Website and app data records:
= = =
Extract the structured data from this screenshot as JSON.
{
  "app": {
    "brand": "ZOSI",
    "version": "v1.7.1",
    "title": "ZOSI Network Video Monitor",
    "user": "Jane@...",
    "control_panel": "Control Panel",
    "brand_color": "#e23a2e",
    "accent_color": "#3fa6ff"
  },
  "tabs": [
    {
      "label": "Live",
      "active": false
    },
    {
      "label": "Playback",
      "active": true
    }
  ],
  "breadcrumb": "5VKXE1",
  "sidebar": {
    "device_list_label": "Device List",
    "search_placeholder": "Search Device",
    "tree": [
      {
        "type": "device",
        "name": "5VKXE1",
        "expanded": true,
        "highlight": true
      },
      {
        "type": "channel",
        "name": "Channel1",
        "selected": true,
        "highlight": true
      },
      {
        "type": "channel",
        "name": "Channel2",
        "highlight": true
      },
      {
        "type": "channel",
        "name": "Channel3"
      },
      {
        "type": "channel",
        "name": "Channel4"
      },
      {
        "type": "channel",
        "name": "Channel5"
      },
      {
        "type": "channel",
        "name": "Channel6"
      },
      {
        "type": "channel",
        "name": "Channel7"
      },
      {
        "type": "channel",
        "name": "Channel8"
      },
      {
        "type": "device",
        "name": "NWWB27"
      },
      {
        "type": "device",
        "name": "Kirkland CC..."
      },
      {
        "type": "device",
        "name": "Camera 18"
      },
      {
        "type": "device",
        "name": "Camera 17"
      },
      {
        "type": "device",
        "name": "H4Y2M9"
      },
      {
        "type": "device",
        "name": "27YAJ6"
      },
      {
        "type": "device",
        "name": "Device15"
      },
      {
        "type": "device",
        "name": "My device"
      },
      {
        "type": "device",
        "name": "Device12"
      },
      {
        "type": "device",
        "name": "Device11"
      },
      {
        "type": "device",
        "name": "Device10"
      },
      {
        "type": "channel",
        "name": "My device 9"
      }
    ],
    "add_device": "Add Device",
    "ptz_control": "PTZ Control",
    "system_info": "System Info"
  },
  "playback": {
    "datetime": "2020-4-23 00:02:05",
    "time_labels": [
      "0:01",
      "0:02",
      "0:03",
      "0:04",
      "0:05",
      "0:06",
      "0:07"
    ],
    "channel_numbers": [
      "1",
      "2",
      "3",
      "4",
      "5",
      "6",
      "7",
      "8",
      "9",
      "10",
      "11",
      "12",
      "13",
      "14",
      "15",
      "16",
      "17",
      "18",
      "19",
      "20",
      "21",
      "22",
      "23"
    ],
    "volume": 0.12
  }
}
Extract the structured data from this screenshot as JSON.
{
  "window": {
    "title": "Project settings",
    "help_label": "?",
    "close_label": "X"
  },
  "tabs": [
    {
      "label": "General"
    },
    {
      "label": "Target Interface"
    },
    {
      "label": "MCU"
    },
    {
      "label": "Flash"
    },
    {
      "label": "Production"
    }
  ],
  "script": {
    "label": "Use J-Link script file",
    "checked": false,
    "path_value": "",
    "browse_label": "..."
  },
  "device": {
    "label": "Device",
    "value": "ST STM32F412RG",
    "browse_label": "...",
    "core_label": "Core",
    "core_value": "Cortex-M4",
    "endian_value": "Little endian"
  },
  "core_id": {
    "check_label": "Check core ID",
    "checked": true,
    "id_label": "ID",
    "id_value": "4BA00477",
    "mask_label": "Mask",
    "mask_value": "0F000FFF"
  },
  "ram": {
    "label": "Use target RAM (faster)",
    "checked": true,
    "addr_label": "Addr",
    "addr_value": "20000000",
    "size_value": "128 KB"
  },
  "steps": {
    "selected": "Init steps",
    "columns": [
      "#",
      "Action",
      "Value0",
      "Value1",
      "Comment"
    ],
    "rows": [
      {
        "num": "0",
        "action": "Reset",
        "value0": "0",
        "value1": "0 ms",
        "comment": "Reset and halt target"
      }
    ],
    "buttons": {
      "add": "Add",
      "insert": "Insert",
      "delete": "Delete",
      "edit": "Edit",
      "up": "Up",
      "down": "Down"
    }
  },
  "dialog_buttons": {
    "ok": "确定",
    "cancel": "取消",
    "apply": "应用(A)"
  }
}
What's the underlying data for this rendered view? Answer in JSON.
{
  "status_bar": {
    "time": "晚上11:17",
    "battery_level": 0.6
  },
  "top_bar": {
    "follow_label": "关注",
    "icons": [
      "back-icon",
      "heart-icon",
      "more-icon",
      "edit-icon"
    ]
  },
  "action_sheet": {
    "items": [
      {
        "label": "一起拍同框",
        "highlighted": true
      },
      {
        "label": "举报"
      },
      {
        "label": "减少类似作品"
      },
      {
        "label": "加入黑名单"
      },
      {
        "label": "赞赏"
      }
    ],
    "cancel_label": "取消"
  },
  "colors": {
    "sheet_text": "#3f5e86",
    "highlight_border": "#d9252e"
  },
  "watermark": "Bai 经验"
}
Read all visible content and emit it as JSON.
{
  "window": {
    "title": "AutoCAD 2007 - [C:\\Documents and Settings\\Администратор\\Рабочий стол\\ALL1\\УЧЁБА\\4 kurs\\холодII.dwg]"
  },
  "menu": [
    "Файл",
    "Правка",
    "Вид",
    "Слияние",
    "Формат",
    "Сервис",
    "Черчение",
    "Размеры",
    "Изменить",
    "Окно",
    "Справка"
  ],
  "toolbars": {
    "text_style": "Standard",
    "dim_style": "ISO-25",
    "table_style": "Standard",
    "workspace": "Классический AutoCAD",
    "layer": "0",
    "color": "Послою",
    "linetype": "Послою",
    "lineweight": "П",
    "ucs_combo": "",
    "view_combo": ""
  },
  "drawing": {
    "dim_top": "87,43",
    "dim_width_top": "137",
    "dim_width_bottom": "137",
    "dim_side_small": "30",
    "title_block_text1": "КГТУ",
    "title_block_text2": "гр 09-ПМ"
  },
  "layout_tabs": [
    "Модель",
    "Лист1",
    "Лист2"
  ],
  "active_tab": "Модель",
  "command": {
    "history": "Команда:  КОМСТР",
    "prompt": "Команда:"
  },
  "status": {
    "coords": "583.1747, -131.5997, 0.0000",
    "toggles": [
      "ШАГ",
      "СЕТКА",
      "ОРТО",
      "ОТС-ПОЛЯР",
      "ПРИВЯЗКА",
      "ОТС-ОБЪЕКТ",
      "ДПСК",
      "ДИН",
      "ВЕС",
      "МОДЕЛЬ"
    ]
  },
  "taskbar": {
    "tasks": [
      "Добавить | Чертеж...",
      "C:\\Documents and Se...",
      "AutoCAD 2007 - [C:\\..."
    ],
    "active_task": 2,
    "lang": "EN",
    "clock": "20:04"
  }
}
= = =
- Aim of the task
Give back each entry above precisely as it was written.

- Answer box
Extract the structured data from this screenshot as JSON.
{
  "app": {
    "brand": "ZOSI",
    "version": "v1.7.1",
    "title": "ZOSI Network Video Monitor",
    "user": "Jane@...",
    "control_panel": "Control Panel",
    "brand_color": "#e23a2e",
    "accent_color": "#3fa6ff"
  },
  "tabs": [
    {
      "label": "Live",
      "active": false
    },
    {
      "label": "Playback",
      "active": true
    }
  ],
  "breadcrumb": "5VKXE1",
  "sidebar": {
    "device_list_label": "Device List",
    "search_placeholder": "Search Device",
    "tree": [
      {
        "type": "device",
        "name": "5VKXE1",
        "expanded": true,
        "highlight": true
      },
      {
        "type": "channel",
        "name": "Channel1",
        "selected": true,
        "highlight": true
      },
      {
        "type": "channel",
        "name": "Channel2",
        "highlight": true
      },
      {
        "type": "channel",
        "name": "Channel3"
      },
      {
        "type": "channel",
        "name": "Channel4"
      },
      {
        "type": "channel",
        "name": "Channel5"
      },
      {
        "type": "channel",
        "name": "Channel6"
      },
      {
        "type": "channel",
        "name": "Channel7"
      },
      {
        "type": "channel",
        "name": "Channel8"
      },
      {
        "type": "device",
        "name": "NWWB27"
      },
      {
        "type": "device",
        "name": "Kirkland CC..."
      },
      {
        "type": "device",
        "name": "Camera 18"
      },
      {
        "type": "device",
        "name": "Camera 17"
      },
      {
        "type": "device",
        "name": "H4Y2M9"
      },
      {
        "type": "device",
        "name": "27YAJ6"
      },
      {
        "type": "device",
        "name": "Device15"
      },
      {
        "type": "device",
        "name": "My device"
      },
      {
        "type": "device",
        "name": "Device12"
      },
      {
        "type": "device",
        "name": "Device11"
      },
      {
        "type": "device",
        "name": "Device10"
      },
      {
        "type": "channel",
        "name": "My device 9"
      }
    ],
    "add_device": "Add Device",
    "ptz_control": "PTZ Control",
    "system_info": "System Info"
  },
  "playback": {
    "datetime": "2020-4-23 00:02:05",
    "time_labels": [
      "0:01",
      "0:02",
      "0:03",
      "0:04",
      "0:05",
      "0:06",
      "0:07"
    ],
    "channel_numbers": [
      "1",
      "2",
      "3",
      "4",
      "5",
      "6",
      "7",
      "8",
      "9",
      "10",
      "11",
      "12",
      "13",
      "14",
      "15",
      "16",
      "17",
      "18",
      "19",
      "20",
      "21",
      "22",
      "23"
    ],
    "volume": 0.12
  }
}
Extract the structured data from this screenshot as JSON.
{
  "window": {
    "title": "Project settings",
    "help_label": "?",
    "close_label": "X"
  },
  "tabs": [
    {
      "label": "General"
    },
    {
      "label": "Target Interface"
    },
    {
      "label": "MCU"
    },
    {
      "label": "Flash"
    },
    {
      "label": "Production"
    }
  ],
  "script": {
    "label": "Use J-Link script file",
    "checked": false,
    "path_value": "",
    "browse_label": "..."
  },
  "device": {
    "label": "Device",
    "value": "ST STM32F412RG",
    "browse_label": "...",
    "core_label": "Core",
    "core_value": "Cortex-M4",
    "endian_value": "Little endian"
  },
  "core_id": {
    "check_label": "Check core ID",
    "checked": true,
    "id_label": "ID",
    "id_value": "4BA00477",
    "mask_label": "Mask",
    "mask_value": "0F000FFF"
  },
  "ram": {
    "label": "Use target RAM (faster)",
    "checked": true,
    "addr_label": "Addr",
    "addr_value": "20000000",
    "size_value": "128 KB"
  },
  "steps": {
    "selected": "Init steps",
    "columns": [
      "#",
      "Action",
      "Value0",
      "Value1",
      "Comment"
    ],
    "rows": [
      {
        "num": "0",
        "action": "Reset",
        "value0": "0",
        "value1": "0 ms",
        "comment": "Reset and halt target"
      }
    ],
    "buttons": {
      "add": "Add",
      "insert": "Insert",
      "delete": "Delete",
      "edit": "Edit",
      "up": "Up",
      "down": "Down"
    }
  },
  "dialog_buttons": {
    "ok": "确定",
    "cancel": "取消",
    "apply": "应用(A)"
  }
}
What's the underlying data for this rendered view? Answer in JSON.
{
  "status_bar": {
    "time": "晚上11:17",
    "battery_level": 0.6
  },
  "top_bar": {
    "follow_label": "关注",
    "icons": [
      "back-icon",
      "heart-icon",
      "more-icon",
      "edit-icon"
    ]
  },
  "action_sheet": {
    "items": [
      {
        "label": "一起拍同框",
        "highlighted": true
      },
      {
        "label": "举报"
      },
      {
        "label": "减少类似作品"
      },
      {
        "label": "加入黑名单"
      },
      {
        "label": "赞赏"
      }
    ],
    "cancel_label": "取消"
  },
  "colors": {
    "sheet_text": "#3f5e86",
    "highlight_border": "#d9252e"
  },
  "watermark": "Bai 经验"
}
Read all visible content and emit it as JSON.
{
  "window": {
    "title": "AutoCAD 2007 - [C:\\Documents and Settings\\Администратор\\Рабочий стол\\ALL1\\УЧЁБА\\4 kurs\\холодII.dwg]"
  },
  "menu": [
    "Файл",
    "Правка",
    "Вид",
    "Слияние",
    "Формат",
    "Сервис",
    "Черчение",
    "Размеры",
    "Изменить",
    "Окно",
    "Справка"
  ],
  "toolbars": {
    "text_style": "Standard",
    "dim_style": "ISO-25",
    "table_style": "Standard",
    "workspace": "Классический AutoCAD",
    "layer": "0",
    "color": "Послою",
    "linetype": "Послою",
    "lineweight": "П",
    "ucs_combo": "",
    "view_combo": ""
  },
  "drawing": {
    "dim_top": "87,43",
    "dim_width_top": "137",
    "dim_width_bottom": "137",
    "dim_side_small": "30",
    "title_block_text1": "КГТУ",
    "title_block_text2": "гр 09-ПМ"
  },
  "layout_tabs": [
    "Модель",
    "Лист1",
    "Лист2"
  ],
  "active_tab": "Модель",
  "command": {
    "history": "Команда:  КОМСТР",
    "prompt": "Команда:"
  },
  "status": {
    "coords": "583.1747, -131.5997, 0.0000",
    "toggles": [
      "ШАГ",
      "СЕТКА",
      "ОРТО",
      "ОТС-ПОЛЯР",
      "ПРИВЯЗКА",
      "ОТС-ОБЪЕКТ",
      "ДПСК",
      "ДИН",
      "ВЕС",
      "МОДЕЛЬ"
    ]
  },
  "taskbar": {
    "tasks": [
      "Добавить | Чертеж...",
      "C:\\Documents and Se...",
      "AutoCAD 2007 - [C:\\..."
    ],
    "active_task": 2,
    "lang": "EN",
    "clock": "20:04"
  }
}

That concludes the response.